These consequences include criminal proceedings in the United States. VW Group’ s executive committee said the company “will voluntarily submit a complaint to the State Prosecutors’ office in Brunswick. In the view of the executive committee criminal proceedings may be relevant due to the irregularities”.

In his departing statement, Dr Winterkorn said he was “clearing the way for this fresh start with my resignation”.

“I have always been driven by my desire to serve this company, especially our customers and employees. Volkswagen has been, is and will always be my life.

“The process of clarification and transparency must continue. This is the only way to win back trust.
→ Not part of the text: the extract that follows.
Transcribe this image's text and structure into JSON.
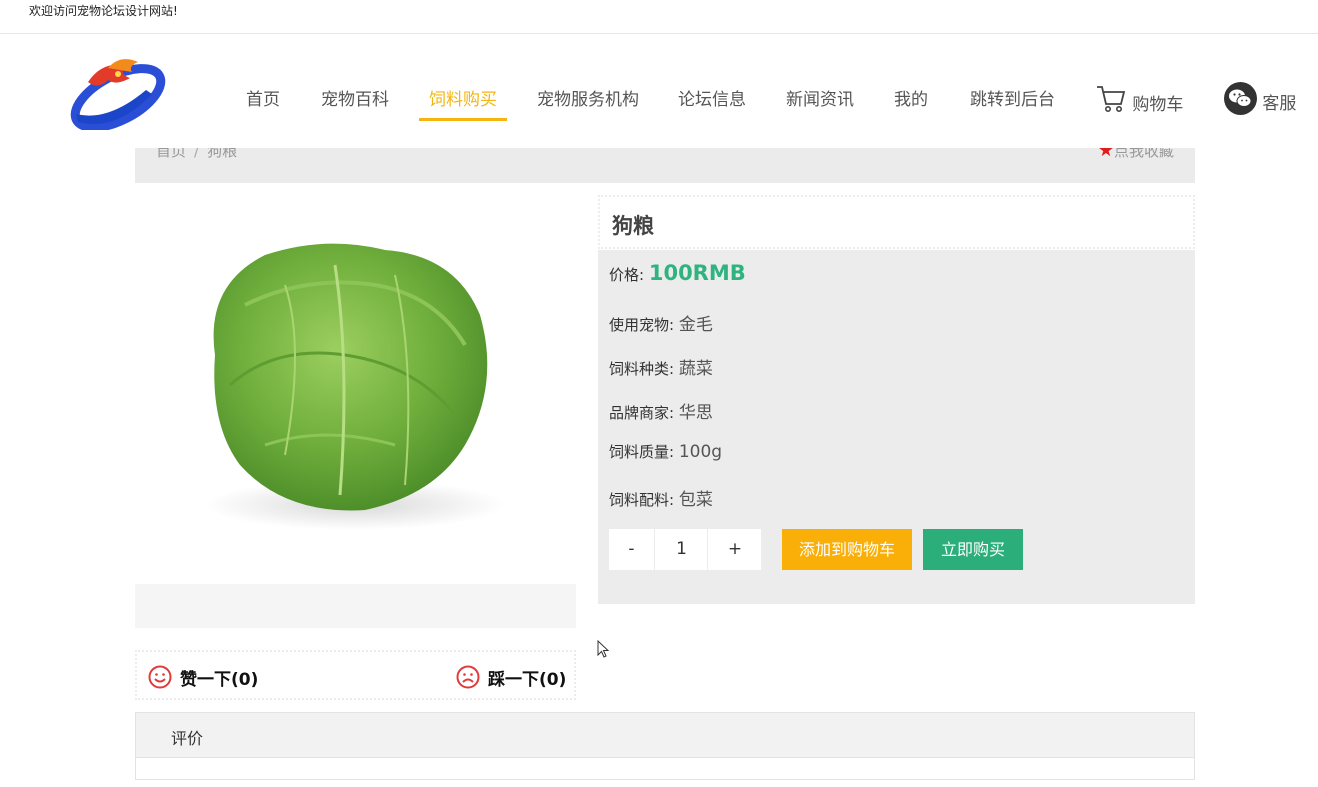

I am convinced that the Volkswagen Group and its team will overcome this grave crisis.”

A special committee will be formed by the supervisory board to take “further clarifying steps” and “preparation of the necessary consequences”.

“The executive committee is aware that coming to terms with the crisis of trust will be a long term task that requires a high degree of consistency and thoroughness … We consider it our task that this company regains the trust of our customers in every respect.”

Following the discovery that 482,000 VW Group vehicles sold in the US only activated full emissions controls under laboratory test conditions and emitted much higher levels of harmful NOx (oxides of nitrogen) during normal use, the company admitted that 11 million vehicles worldwide were fitted with the same software cheat.

In addition to the maximum fine of $US37,500 ($A53,200) per offending vehicle plus looming criminal proceedings and class action litigation in the US, VW Group has set aside €6.5 billion ($A10.2b) “to cover the necessary service measures and other efforts to win back the trust of our customers”.

Thousands of Audi, Skoda and Volkswagen vehicles fitted with the EA189 engine at the centre of the scandal were sold in Australia but neither Audi Australia nor Volkswagen Group Australia yet have information about whether locally delivered vehicles are affected.

By Haitham Razagui

Wasn’t me: Departing VW Group chairman and CEO Martin Winterkorn denied any personal wrongdoing in the diesel emissions test cheating scandal.

Wasn’t me: Departing VW Group chairman and CEO Martin Winterkorn denied any personal wrongdoing in the diesel emissions test cheating scandal.